South Asia’s fashion identity is at a crossroads, and it’s up to designers, especially the younger generation, to build brands that showcase the luxury and painstaking craft of South Asian embroidery, weaving, and the various other hand techniques mastered over centuries. I launched my fashion brand, Chaa Latte, late last year because I believe the true beauty of South Asian fashion is in the subtle, intricate craft and this simply isn’t accessible to North Americans in a way that fits their lifestyle seamlessly. I was set on designing modern pieces for people of all backgrounds, who have a love for art in the form of fashion and have an eye for unique detail.
My first collection encompasses some of my favorite techniques and textiles from India and Bangladesh, including mirror work and silk handloom sarees. The detailing is balanced with simple silhouettes and a neutral color palette. I am now working on my second collection, which will be released in Spring/Summer of 2023.
Like me, many young designers are tapping into their unique heritage to draw inspiration and bring attention to the Western world. I had the pleasure of speaking to two fellow South Asian designers who are making a mark on the US fashion industry, while highlighting their love for South Asian craft. When asked about the role of traditional textiles and techniques in their work, Niharika of Tega Collective responds:
With each collection our designs are co-created with a specific indigenous community highlighting their traditional colors, patterns and natural symbols. Every region in the world has incredible biodiversity so we focus on championing native fibers in South Asia like Khadi (indigenous cotton) and Eri (peace) silk originating from Assam, India.

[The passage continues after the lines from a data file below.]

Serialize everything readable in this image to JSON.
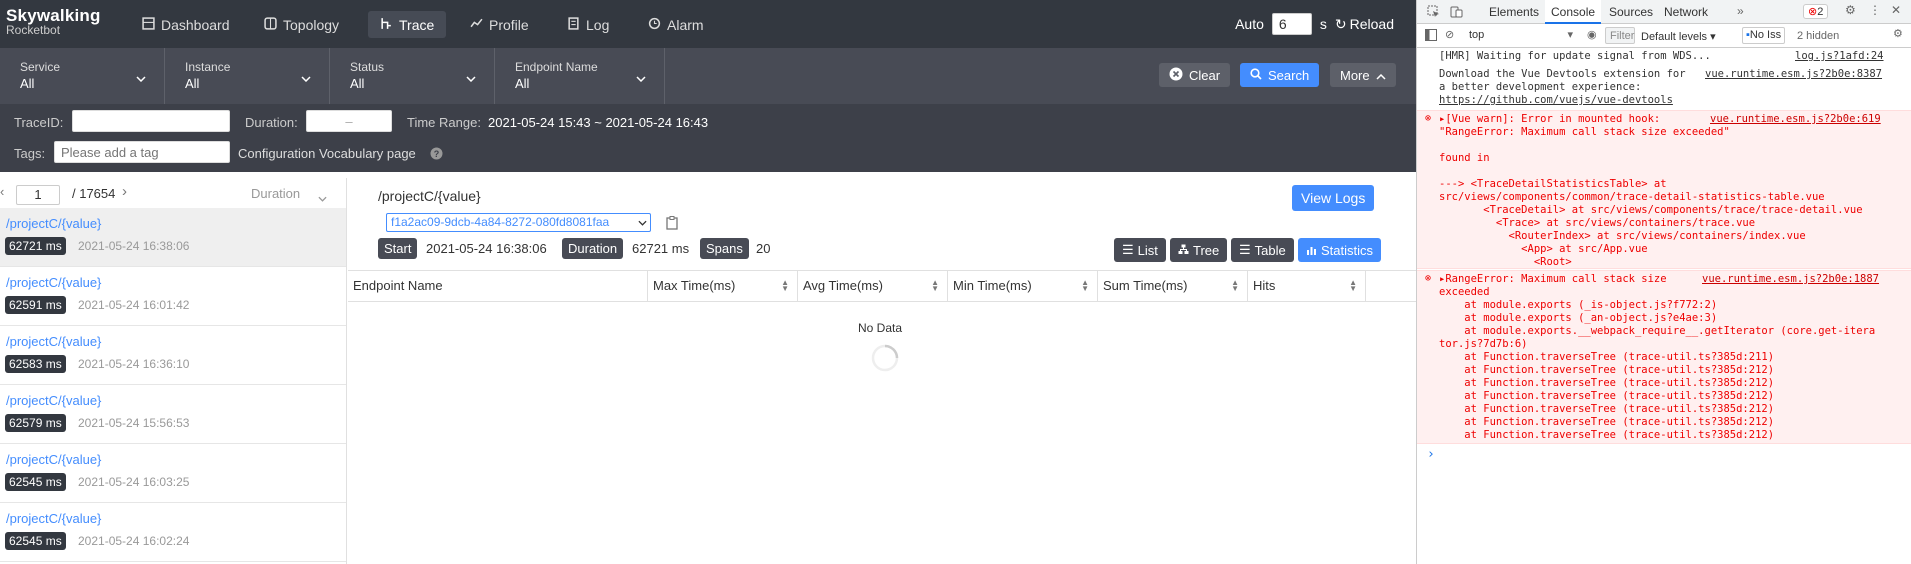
{
  "brand": {
    "line1": "Skywalking",
    "line2": "Rocketbot"
  },
  "nav": {
    "dashboard": "Dashboard",
    "topology": "Topology",
    "trace": "Trace",
    "profile": "Profile",
    "log": "Log",
    "alarm": "Alarm"
  },
  "auto": {
    "label": "Auto",
    "value": "6",
    "unit": "s",
    "reload": "Reload"
  },
  "filters": {
    "service": {
      "label": "Service",
      "value": "All"
    },
    "instance": {
      "label": "Instance",
      "value": "All"
    },
    "status": {
      "label": "Status",
      "value": "All"
    },
    "endpoint": {
      "label": "Endpoint Name",
      "value": "All"
    },
    "clear": "Clear",
    "search": "Search",
    "more": "More"
  },
  "conditions": {
    "trace_id_label": "TraceID:",
    "trace_id_value": "",
    "duration_label": "Duration:",
    "duration_value": "–",
    "time_range_label": "Time Range:",
    "time_range_value": "2021-05-24 15:43 ~ 2021-05-24 16:43",
    "tags_label": "Tags:",
    "tags_placeholder": "Please add a tag",
    "vocab_label": "Configuration Vocabulary page"
  },
  "pager": {
    "page": "1",
    "total": "/ 17654",
    "sort": "Duration"
  },
  "traces": [
    {
      "endpoint": "/projectC/{value}",
      "duration": "62721 ms",
      "time": "2021-05-24 16:38:06"
    },
    {
      "endpoint": "/projectC/{value}",
      "duration": "62591 ms",
      "time": "2021-05-24 16:01:42"
    },
    {
      "endpoint": "/projectC/{value}",
      "duration": "62583 ms",
      "time": "2021-05-24 16:36:10"
    },
    {
      "endpoint": "/projectC/{value}",
      "duration": "62579 ms",
      "time": "2021-05-24 15:56:53"
    },
    {
      "endpoint": "/projectC/{value}",
      "duration": "62545 ms",
      "time": "2021-05-24 16:03:25"
    },
    {
      "endpoint": "/projectC/{value}",
      "duration": "62545 ms",
      "time": "2021-05-24 16:02:24"
    }
  ],
  "detail": {
    "title": "/projectC/{value}",
    "view_logs": "View Logs",
    "trace_id": "f1a2ac09-9dcb-4a84-8272-080fd8081faa",
    "start_label": "Start",
    "start_value": "2021-05-24 16:38:06",
    "duration_label": "Duration",
    "duration_value": "62721 ms",
    "spans_label": "Spans",
    "spans_value": "20",
    "tabs": {
      "list": "List",
      "tree": "Tree",
      "table": "Table",
      "statistics": "Statistics"
    },
    "columns": [
      "Endpoint Name",
      "Max Time(ms)",
      "Avg Time(ms)",
      "Min Time(ms)",
      "Sum Time(ms)",
      "Hits"
    ],
    "empty": "No Data"
  },
  "devtools": {
    "tabs": [
      "Elements",
      "Console",
      "Sources",
      "Network"
    ],
    "err_count": "2",
    "context": "top",
    "filter": "Filter",
    "levels": "Default levels",
    "no_issues": "No Iss",
    "hidden": "2 hidden",
    "lines": [
      {
        "text": "[HMR] Waiting for update signal from WDS...",
        "src": "log.js?1afd:24"
      },
      {
        "text": "Download the Vue Devtools extension for",
        "src": "vue.runtime.esm.js?2b0e:8387"
      },
      {
        "text": "a better development experience:"
      },
      {
        "text": "https://github.com/vuejs/vue-devtools"
      }
    ],
    "err1": {
      "head": "▸[Vue warn]: Error in mounted hook:",
      "src": "vue.runtime.esm.js?2b0e:619",
      "lines": [
        "\"RangeError: Maximum call stack size exceeded\"",
        "",
        "found in",
        "",
        "---> <TraceDetailStatisticsTable> at",
        "src/views/components/common/trace-detail-statistics-table.vue",
        "       <TraceDetail> at src/views/components/trace/trace-detail.vue",
        "         <Trace> at src/views/containers/trace.vue",
        "           <RouterIndex> at src/views/containers/index.vue",
        "             <App> at src/App.vue",
        "               <Root>"
      ]
    },
    "err2": {
      "head": "▸RangeError: Maximum call stack size",
      "src": "vue.runtime.esm.js?2b0e:1887",
      "lines": [
        "exceeded",
        "    at module.exports (_is-object.js?f772:2)",
        "    at module.exports (_an-object.js?e4ae:3)",
        "    at module.exports.__webpack_require__.getIterator (core.get-itera",
        "tor.js?7d7b:6)",
        "    at Function.traverseTree (trace-util.ts?385d:211)",
        "    at Function.traverseTree (trace-util.ts?385d:212)",
        "    at Function.traverseTree (trace-util.ts?385d:212)",
        "    at Function.traverseTree (trace-util.ts?385d:212)",
        "    at Function.traverseTree (trace-util.ts?385d:212)",
        "    at Function.traverseTree (trace-util.ts?385d:212)",
        "    at Function.traverseTree (trace-util.ts?385d:212)",
        "    at Function.traverseTree (trace-util.ts?385d:212)"
      ]
    },
    "prompt": "›"
  }
}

In a separate conversation with designer Sana Khan Patel, from Aara by Sana, she tells us how she was inspired to start her line:
When a family wedding took me back to my hometown of Lahore, Pakistan, after a long 18 years, I was blown away by the level of skill I saw in the gullys (streets) of Lahore. From fabric dyeing to intricate beading to the quality of tailoring, they did it all so effortlessly and with so much pride. I quickly realized that the artisans simply want to create art but unfortunately, in most cases they are overworked, underpaid and treated extremely poorly. I immediately knew that I wanted to work with and learn from these OG’s as much as I wanted to put them in a position of providing for their families.
It’s the hope that this recognition from up-and-coming brands, like Chaa Latte, will shed light into how much South Asia is truly lending to global luxury fashion and the rich history that makes these art forms unique to our countries.